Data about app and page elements

::::

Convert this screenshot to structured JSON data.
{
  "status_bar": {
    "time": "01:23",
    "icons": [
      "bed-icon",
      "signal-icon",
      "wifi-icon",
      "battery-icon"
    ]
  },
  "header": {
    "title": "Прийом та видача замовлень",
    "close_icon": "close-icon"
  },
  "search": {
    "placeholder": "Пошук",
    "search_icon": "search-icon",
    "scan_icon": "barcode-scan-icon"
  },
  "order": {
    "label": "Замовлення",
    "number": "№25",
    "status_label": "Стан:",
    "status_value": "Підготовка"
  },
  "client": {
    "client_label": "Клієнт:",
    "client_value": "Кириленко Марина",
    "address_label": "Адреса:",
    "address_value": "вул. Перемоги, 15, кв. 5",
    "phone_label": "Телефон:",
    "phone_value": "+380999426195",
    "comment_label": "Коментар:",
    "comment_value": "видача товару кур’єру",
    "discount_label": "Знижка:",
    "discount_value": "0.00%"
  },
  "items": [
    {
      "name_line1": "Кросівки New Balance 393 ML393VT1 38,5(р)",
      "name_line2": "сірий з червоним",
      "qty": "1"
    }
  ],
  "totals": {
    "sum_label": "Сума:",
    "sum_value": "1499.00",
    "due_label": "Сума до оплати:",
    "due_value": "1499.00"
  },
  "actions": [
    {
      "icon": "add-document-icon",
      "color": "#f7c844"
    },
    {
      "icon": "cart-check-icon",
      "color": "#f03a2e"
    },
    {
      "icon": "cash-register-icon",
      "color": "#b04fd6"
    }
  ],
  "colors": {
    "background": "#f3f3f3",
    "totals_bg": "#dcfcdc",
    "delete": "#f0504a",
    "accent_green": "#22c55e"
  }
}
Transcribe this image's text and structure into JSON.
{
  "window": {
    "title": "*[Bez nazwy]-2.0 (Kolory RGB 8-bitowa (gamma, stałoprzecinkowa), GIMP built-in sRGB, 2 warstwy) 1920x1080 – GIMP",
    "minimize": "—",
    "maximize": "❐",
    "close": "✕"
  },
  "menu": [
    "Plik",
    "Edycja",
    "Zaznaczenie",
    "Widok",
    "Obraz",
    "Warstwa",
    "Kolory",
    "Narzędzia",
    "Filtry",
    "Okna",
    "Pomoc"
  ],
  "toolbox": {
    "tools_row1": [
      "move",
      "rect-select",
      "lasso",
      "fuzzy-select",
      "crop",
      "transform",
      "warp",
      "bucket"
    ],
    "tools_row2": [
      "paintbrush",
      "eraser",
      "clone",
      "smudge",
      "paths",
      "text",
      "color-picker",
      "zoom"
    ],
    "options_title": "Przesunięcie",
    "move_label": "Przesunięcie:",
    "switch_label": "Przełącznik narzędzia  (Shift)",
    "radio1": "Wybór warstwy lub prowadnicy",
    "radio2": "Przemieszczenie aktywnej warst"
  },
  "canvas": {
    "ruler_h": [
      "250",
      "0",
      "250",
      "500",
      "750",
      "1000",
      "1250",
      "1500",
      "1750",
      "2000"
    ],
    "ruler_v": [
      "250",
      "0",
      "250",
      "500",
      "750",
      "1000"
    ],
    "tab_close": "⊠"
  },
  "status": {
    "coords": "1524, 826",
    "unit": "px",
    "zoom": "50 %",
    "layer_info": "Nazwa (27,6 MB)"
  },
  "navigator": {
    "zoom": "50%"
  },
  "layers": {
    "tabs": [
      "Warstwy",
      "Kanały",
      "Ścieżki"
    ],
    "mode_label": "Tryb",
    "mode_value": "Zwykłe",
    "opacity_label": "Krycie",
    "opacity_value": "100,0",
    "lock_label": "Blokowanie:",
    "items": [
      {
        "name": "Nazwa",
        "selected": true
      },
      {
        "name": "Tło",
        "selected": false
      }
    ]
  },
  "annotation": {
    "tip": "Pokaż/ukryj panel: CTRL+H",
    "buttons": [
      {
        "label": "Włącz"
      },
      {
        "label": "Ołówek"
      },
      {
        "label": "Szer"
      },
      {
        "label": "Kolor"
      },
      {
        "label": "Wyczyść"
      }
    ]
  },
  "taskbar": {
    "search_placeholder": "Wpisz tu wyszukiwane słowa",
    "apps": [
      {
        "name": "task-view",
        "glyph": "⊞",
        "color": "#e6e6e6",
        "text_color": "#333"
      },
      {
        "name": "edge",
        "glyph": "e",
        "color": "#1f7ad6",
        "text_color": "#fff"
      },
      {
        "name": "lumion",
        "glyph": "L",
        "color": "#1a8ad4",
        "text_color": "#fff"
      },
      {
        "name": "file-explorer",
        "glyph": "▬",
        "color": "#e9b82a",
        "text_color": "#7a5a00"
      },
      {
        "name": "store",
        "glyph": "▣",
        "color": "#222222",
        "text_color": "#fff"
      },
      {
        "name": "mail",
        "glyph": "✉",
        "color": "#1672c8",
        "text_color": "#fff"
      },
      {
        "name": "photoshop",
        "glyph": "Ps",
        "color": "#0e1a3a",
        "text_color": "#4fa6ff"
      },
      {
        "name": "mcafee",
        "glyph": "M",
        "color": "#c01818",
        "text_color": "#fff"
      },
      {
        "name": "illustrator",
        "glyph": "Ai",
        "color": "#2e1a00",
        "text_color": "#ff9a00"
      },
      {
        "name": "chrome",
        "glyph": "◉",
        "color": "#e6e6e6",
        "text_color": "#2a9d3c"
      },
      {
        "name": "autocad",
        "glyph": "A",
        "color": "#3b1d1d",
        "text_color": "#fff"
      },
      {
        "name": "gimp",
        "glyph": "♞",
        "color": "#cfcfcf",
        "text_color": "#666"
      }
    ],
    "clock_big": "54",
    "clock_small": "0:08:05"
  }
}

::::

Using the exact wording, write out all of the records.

Convert this screenshot to structured JSON data.
{
  "status_bar": {
    "time": "01:23",
    "icons": [
      "bed-icon",
      "signal-icon",
      "wifi-icon",
      "battery-icon"
    ]
  },
  "header": {
    "title": "Прийом та видача замовлень",
    "close_icon": "close-icon"
  },
  "search": {
    "placeholder": "Пошук",
    "search_icon": "search-icon",
    "scan_icon": "barcode-scan-icon"
  },
  "order": {
    "label": "Замовлення",
    "number": "№25",
    "status_label": "Стан:",
    "status_value": "Підготовка"
  },
  "client": {
    "client_label": "Клієнт:",
    "client_value": "Кириленко Марина",
    "address_label": "Адреса:",
    "address_value": "вул. Перемоги, 15, кв. 5",
    "phone_label": "Телефон:",
    "phone_value": "+380999426195",
    "comment_label": "Коментар:",
    "comment_value": "видача товару кур’єру",
    "discount_label": "Знижка:",
    "discount_value": "0.00%"
  },
  "items": [
    {
      "name_line1": "Кросівки New Balance 393 ML393VT1 38,5(р)",
      "name_line2": "сірий з червоним",
      "qty": "1"
    }
  ],
  "totals": {
    "sum_label": "Сума:",
    "sum_value": "1499.00",
    "due_label": "Сума до оплати:",
    "due_value": "1499.00"
  },
  "actions": [
    {
      "icon": "add-document-icon",
      "color": "#f7c844"
    },
    {
      "icon": "cart-check-icon",
      "color": "#f03a2e"
    },
    {
      "icon": "cash-register-icon",
      "color": "#b04fd6"
    }
  ],
  "colors": {
    "background": "#f3f3f3",
    "totals_bg": "#dcfcdc",
    "delete": "#f0504a",
    "accent_green": "#22c55e"
  }
}
Transcribe this image's text and structure into JSON.
{
  "window": {
    "title": "*[Bez nazwy]-2.0 (Kolory RGB 8-bitowa (gamma, stałoprzecinkowa), GIMP built-in sRGB, 2 warstwy) 1920x1080 – GIMP",
    "minimize": "—",
    "maximize": "❐",
    "close": "✕"
  },
  "menu": [
    "Plik",
    "Edycja",
    "Zaznaczenie",
    "Widok",
    "Obraz",
    "Warstwa",
    "Kolory",
    "Narzędzia",
    "Filtry",
    "Okna",
    "Pomoc"
  ],
  "toolbox": {
    "tools_row1": [
      "move",
      "rect-select",
      "lasso",
      "fuzzy-select",
      "crop",
      "transform",
      "warp",
      "bucket"
    ],
    "tools_row2": [
      "paintbrush",
      "eraser",
      "clone",
      "smudge",
      "paths",
      "text",
      "color-picker",
      "zoom"
    ],
    "options_title": "Przesunięcie",
    "move_label": "Przesunięcie:",
    "switch_label": "Przełącznik narzędzia  (Shift)",
    "radio1": "Wybór warstwy lub prowadnicy",
    "radio2": "Przemieszczenie aktywnej warst"
  },
  "canvas": {
    "ruler_h": [
      "250",
      "0",
      "250",
      "500",
      "750",
      "1000",
      "1250",
      "1500",
      "1750",
      "2000"
    ],
    "ruler_v": [
      "250",
      "0",
      "250",
      "500",
      "750",
      "1000"
    ],
    "tab_close": "⊠"
  },
  "status": {
    "coords": "1524, 826",
    "unit": "px",
    "zoom": "50 %",
    "layer_info": "Nazwa (27,6 MB)"
  },
  "navigator": {
    "zoom": "50%"
  },
  "layers": {
    "tabs": [
      "Warstwy",
      "Kanały",
      "Ścieżki"
    ],
    "mode_label": "Tryb",
    "mode_value": "Zwykłe",
    "opacity_label": "Krycie",
    "opacity_value": "100,0",
    "lock_label": "Blokowanie:",
    "items": [
      {
        "name": "Nazwa",
        "selected": true
      },
      {
        "name": "Tło",
        "selected": false
      }
    ]
  },
  "annotation": {
    "tip": "Pokaż/ukryj panel: CTRL+H",
    "buttons": [
      {
        "label": "Włącz"
      },
      {
        "label": "Ołówek"
      },
      {
        "label": "Szer"
      },
      {
        "label": "Kolor"
      },
      {
        "label": "Wyczyść"
      }
    ]
  },
  "taskbar": {
    "search_placeholder": "Wpisz tu wyszukiwane słowa",
    "apps": [
      {
        "name": "task-view",
        "glyph": "⊞",
        "color": "#e6e6e6",
        "text_color": "#333"
      },
      {
        "name": "edge",
        "glyph": "e",
        "color": "#1f7ad6",
        "text_color": "#fff"
      },
      {
        "name": "lumion",
        "glyph": "L",
        "color": "#1a8ad4",
        "text_color": "#fff"
      },
      {
        "name": "file-explorer",
        "glyph": "▬",
        "color": "#e9b82a",
        "text_color": "#7a5a00"
      },
      {
        "name": "store",
        "glyph": "▣",
        "color": "#222222",
        "text_color": "#fff"
      },
      {
        "name": "mail",
        "glyph": "✉",
        "color": "#1672c8",
        "text_color": "#fff"
      },
      {
        "name": "photoshop",
        "glyph": "Ps",
        "color": "#0e1a3a",
        "text_color": "#4fa6ff"
      },
      {
        "name": "mcafee",
        "glyph": "M",
        "color": "#c01818",
        "text_color": "#fff"
      },
      {
        "name": "illustrator",
        "glyph": "Ai",
        "color": "#2e1a00",
        "text_color": "#ff9a00"
      },
      {
        "name": "chrome",
        "glyph": "◉",
        "color": "#e6e6e6",
        "text_color": "#2a9d3c"
      },
      {
        "name": "autocad",
        "glyph": "A",
        "color": "#3b1d1d",
        "text_color": "#fff"
      },
      {
        "name": "gimp",
        "glyph": "♞",
        "color": "#cfcfcf",
        "text_color": "#666"
      }
    ],
    "clock_big": "54",
    "clock_small": "0:08:05"
  }
}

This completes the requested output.